Peter Javsicas, executive director of PenTrans, a coalition of public agencies and private firms working to improve transportation throughout Pennsylvania, views MAP-21 a bit more conservatively. “On the plus side, the bill includes retention of New Starts funding, expanded borrowing options and moves toward more local control and decision-making. These measures could be features of a renewed federal commitment to transportation spending,” Javsicas said. “However, without requiring increased transportation revenues, the bill shows little federal commitment to transportation spending in general — and represents substantial steps backward in terms of structural repair and transit funding.
“In general, MAP-21 is inadequate,” Javsicas added. “The U.S. needs a comprehensive, long-range, multi-modal transportation policy properly coordinated with other national goals and objectives to provide a framework for making decisions about transportation investments.”
Joseph Casey, general manager of the Southeastern Pennsylvania Transportation Authority (SEPTA), remains optimistic about MAP-21, but agrees the United States must commit to long-term transportation funding that goes well beyond MAP-21’s two years. SEPTA is the nation’s fifth largest transportation operation.
“Considering the budget climate in Washington, MAP-21 can only be considered a success for transportation. What is critical from a transit operator’s perspective is a long-term federal transportation funding bill in order to properly plan and budget capital projects,” Casey said. “Although a two-year reauthorization bill, MAP-21 allowed SEPTA to enter into several contracts to rebuild our transit system. The new emphasis on state of good repair is especially important for “older” systems such as SEPTA, [which are] typically in the major economic centers of the country.”
Schruth said that any upswing in transit projects could provide both large, multi-disciplinary firms and smaller, niche consultants with new opportunities.
“To do a New Starts project, you need a range of expertise — engineers, administrators, environmental experts, public outreach and public information experts, financial experts, contracts and claims experts.
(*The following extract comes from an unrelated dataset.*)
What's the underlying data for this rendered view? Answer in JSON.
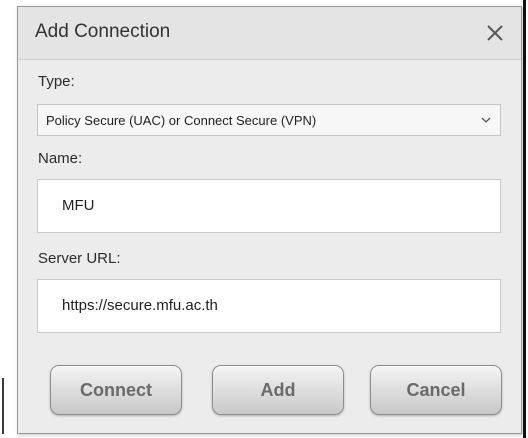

Most (transit) agencies don’t have that breadth of expertise in-house. For example, there are 24 areas of compliance that grantees must pass, and only a few of the grantees nationwide have the staff to be able to handle all of those areas,” Schruth said.
MAP-21 doesn’t just provide great business opportunities, Spearing said. The legislation will go a long way in helping to meet a growing public demand for alternatives to the automobile and the gas pump.
“Riding transit makes good economic sense, and also is a safer alternative to any other mode of transportation. The business of transit results in $4 in economic return for every dollar invested and helps green the planet at same time.”
Spearing knows first-hand the benefits of safe, reliable means of transportation. He grew up “almost literally underneath the Frankford Elevated,” SEPTA’s elevated line that connects northern Philadelphia with Center City.
“We had a family of four that went to work, or to school, or got around the city every single day by using public transportation. It was a way of life. Bringing back that way of life and, at the same time, bringing public transportation into the 21st century will have very specific and lasting benefits for generations to come.”